A sin is an act that violates a known moral rule in a religion. The term sin may also refer to the state of having committed such a violation. Sin can refer not only to physical actions taken, but also to thoughts and internalized motivations and feelings. Colloquially, any thought, word, or act considered immoral, selfish, shameful, harmful, or alienating might be termed "sinful".
Common ideas surrounding sin in various religions include:
- Punishment for sins, from other people, from God either in life or in afterlife, or from the Universe in general.
- The question of whether an act must be intentional to be sinful.
- The idea that one's conscience should produce guilt for a conscious act of sin.
- A scheme for determining the seriousness of the sin and the importance of responsibility.
- Repentance from (expressing regret for and determining not to commit) sin, and atonement (repayment) for past deeds.

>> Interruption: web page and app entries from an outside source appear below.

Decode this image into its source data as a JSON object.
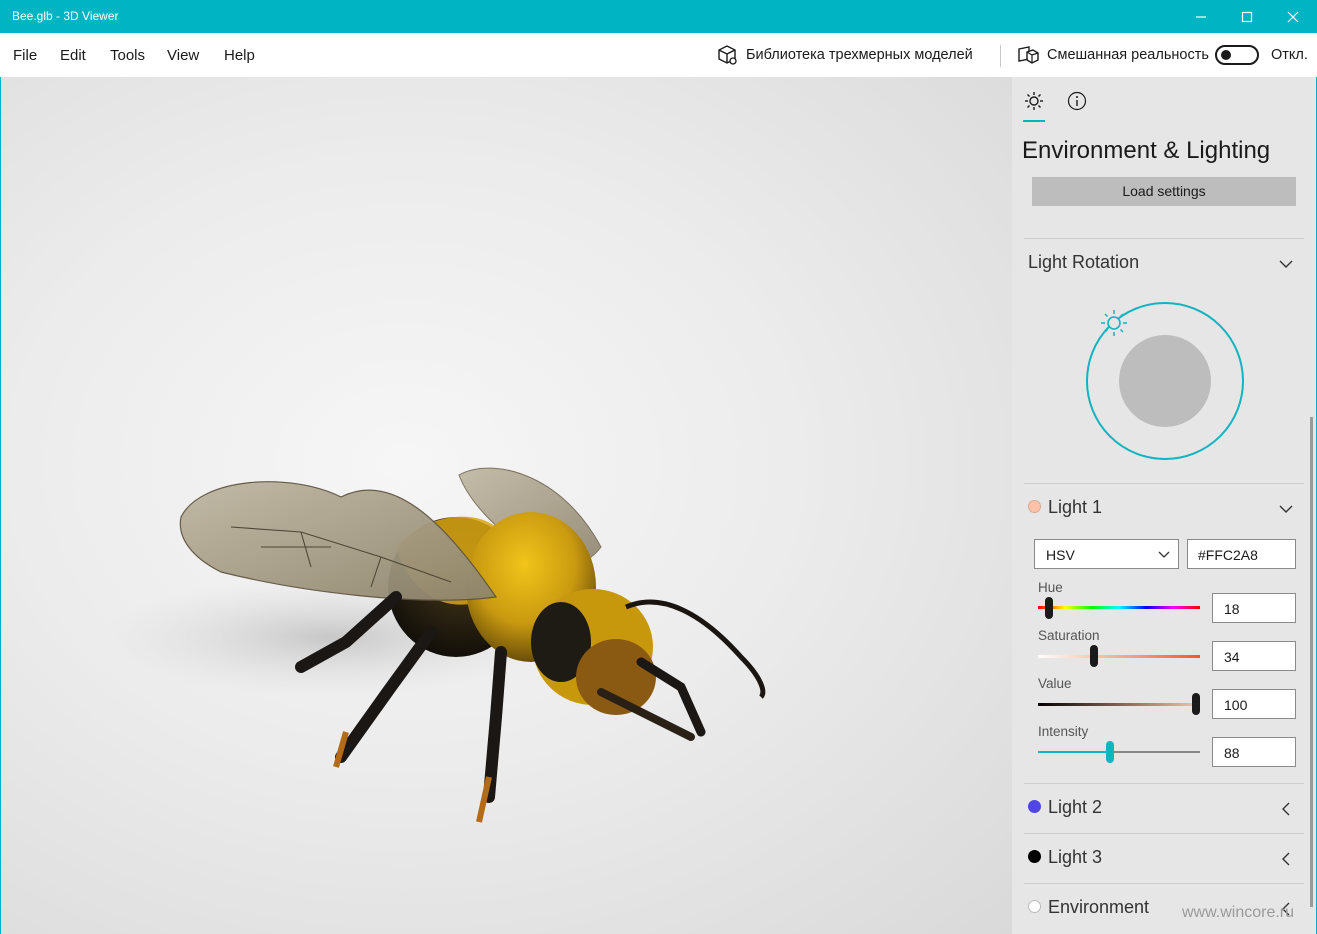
{
  "window": {
    "title": "Bee.glb - 3D Viewer"
  },
  "menu": {
    "file": "File",
    "edit": "Edit",
    "tools": "Tools",
    "view": "View",
    "help": "Help",
    "library_label": "Библиотека трехмерных моделей",
    "mixed_reality_label": "Смешанная реальность",
    "toggle_state": "Откл."
  },
  "panel": {
    "tabs": [
      "lighting",
      "info"
    ],
    "title": "Environment & Lighting",
    "load_settings": "Load settings",
    "light_rotation": "Light Rotation",
    "light1": {
      "label": "Light 1",
      "color": "#FFC2A8",
      "mode": "HSV",
      "hex": "#FFC2A8",
      "hue_label": "Hue",
      "hue": "18",
      "saturation_label": "Saturation",
      "saturation": "34",
      "value_label": "Value",
      "value": "100",
      "intensity_label": "Intensity",
      "intensity": "88"
    },
    "light2": {
      "label": "Light 2",
      "color": "#4f46e5"
    },
    "light3": {
      "label": "Light 3",
      "color": "#000000"
    },
    "environment": {
      "label": "Environment",
      "color": "#ffffff"
    }
  },
  "watermark": "www.wincore.ru",
  "colors": {
    "accent": "#00b4c3",
    "panel_bg": "#e6e6e6"
  }
}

- The possibility of forgiveness of sins, often through communication with a deity or intermediary; in Christianity often referred to as salvation. Crime and justice are related secular concepts.